I hardly notice it when I’m in the field because the bird is either too far or too fussy for me to examine the finer details of its beak, but looking at pictures like this I can’t help but notice that little extra bit of bill that sweeps over this raven’s bottom mandible like an awning. It leaves me wondering, what is this overhang for? A why is it more noticeable on some individuals than others?
When we think of birds with curved upper mandibles we are most primed to think of raptors, which have the most conspicuously curved overbite of any group of birds. This shape give them the tearing power they need to breakdown and consume their prey. But upon closer inspection we can see that actually most birds, even some hummingbirds, have a slight* overbite known as maxillary overhang. Among corvids, common ravens have one of the most noticeable overhangs, though they can be quite visible in crows as well. Unlike raptors though, for most other birds this overbite has less to do with food consumption and more to do with hygiene.1
While they can be good at hiding it under those sleek feathers, wild birds are constantly contending with a suite of exterior parasites like gnats, feather lice, and mites. The presence of these parasites, and the speed at which they can cause real harm if left unchecked, is part of the reason birds dedicate so much time and energy into preening. To remove and kill these pinhead sized parasites, birds carefully comb through their feathers, individually plucking up offenders with their bill tip. Even a small (1-2mm) overhang has been show to provide a significant advantage to birds by providing a backdrop against which the lower mandible can pin and damage parasites. Without such an overhang, parasite loads can be as much as 4x higher. By contrast, the overhang doesn’t seem to play any measurable role in foraging success or efficiency.1

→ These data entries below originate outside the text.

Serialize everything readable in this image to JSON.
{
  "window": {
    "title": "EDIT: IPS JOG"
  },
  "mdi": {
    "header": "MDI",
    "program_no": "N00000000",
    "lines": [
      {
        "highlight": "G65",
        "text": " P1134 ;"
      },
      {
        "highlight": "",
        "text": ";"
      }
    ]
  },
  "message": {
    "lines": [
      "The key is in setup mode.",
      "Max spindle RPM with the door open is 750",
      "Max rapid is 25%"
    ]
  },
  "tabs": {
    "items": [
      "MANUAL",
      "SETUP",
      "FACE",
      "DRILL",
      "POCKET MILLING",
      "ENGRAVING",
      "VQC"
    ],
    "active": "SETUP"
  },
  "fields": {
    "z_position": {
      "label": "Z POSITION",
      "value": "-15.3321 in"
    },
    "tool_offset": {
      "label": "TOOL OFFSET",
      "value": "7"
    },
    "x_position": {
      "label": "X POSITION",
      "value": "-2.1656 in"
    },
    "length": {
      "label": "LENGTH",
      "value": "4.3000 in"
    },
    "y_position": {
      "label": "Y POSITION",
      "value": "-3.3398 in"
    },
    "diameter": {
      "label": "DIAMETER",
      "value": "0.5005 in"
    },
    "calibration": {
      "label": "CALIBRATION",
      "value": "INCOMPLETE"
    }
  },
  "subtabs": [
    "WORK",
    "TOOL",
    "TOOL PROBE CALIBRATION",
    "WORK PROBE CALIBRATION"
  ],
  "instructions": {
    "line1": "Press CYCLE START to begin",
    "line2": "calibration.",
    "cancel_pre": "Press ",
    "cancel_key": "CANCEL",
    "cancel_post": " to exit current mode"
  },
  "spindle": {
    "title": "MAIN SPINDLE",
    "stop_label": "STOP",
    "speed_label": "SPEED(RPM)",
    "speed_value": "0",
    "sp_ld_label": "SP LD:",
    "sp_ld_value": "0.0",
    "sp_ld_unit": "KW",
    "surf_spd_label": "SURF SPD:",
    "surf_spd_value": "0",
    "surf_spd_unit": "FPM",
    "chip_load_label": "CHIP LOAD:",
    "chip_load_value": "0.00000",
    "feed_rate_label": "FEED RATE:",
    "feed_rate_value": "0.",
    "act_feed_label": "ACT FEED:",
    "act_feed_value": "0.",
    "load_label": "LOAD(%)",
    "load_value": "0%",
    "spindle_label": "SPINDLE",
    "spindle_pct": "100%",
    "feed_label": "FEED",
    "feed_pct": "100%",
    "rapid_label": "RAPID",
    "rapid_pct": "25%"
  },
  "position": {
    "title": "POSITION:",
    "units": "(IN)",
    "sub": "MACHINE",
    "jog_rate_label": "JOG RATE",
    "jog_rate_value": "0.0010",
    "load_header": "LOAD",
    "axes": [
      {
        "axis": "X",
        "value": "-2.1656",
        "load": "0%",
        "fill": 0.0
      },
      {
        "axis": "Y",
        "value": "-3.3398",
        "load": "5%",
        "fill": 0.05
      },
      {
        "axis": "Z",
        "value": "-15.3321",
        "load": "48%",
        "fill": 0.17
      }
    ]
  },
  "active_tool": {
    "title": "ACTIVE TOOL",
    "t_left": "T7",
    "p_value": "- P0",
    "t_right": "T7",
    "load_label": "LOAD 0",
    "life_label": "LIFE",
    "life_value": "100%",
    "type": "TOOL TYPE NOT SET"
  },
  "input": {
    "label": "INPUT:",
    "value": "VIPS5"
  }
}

Given the largely carrion based diet of common ravens, it’s possible their more visible overhang provides some advantage when it comes to digging into a carcass. Since it hasn’t been tested, however, I can only guess that if some feeding advantage does exist here, it’s slight. This is supported by looking at other carrion specialized corvids, which don’t seem to show a particular bias in longer overhangs relative to their omnivorous or seed eating corvid cousins, and the fact that even within common ravens overhang length is variable.
To an extent, the longer the overhang the more effective it can be. As anyone who has tried to maintain naturally long nails can attest though, long keratin based appendages are prone to damage and breakage. Bill tips are no different, which explains why there can be so much variation between and within species. The overhang is playing an evolutionary balancing act to arrive at the length that is the most effective and the least vulnerable to damage. That means that not only will some species have shorter or longer overhangs, but individuals within species may, at any point, exhibit more or less obvious tips as due to recent damage. As a result of this variability, I don’t recommend looking to the level of bill overhang as a diagnostic tool for identifying ravens. While it’s certainly useful for crushing bugs, you can’t bank on it being useful for winning that next round of #CrowOrNo.
* Some corvids have more than simply a slight overbite. Unusually long or misshapen bill tips can be the result of a viral infection called avian keratin disorder. Check here to learn more about AKD in crows.
- Clayton DH, Moyer BR, Bush SE, Jones TG, Gardiner DW, Rhodes BB, and Goller F. 2005. Adaptive significance of avain beak morphology for ectoparasite control. Proc. R. Soc. B 272: 811-817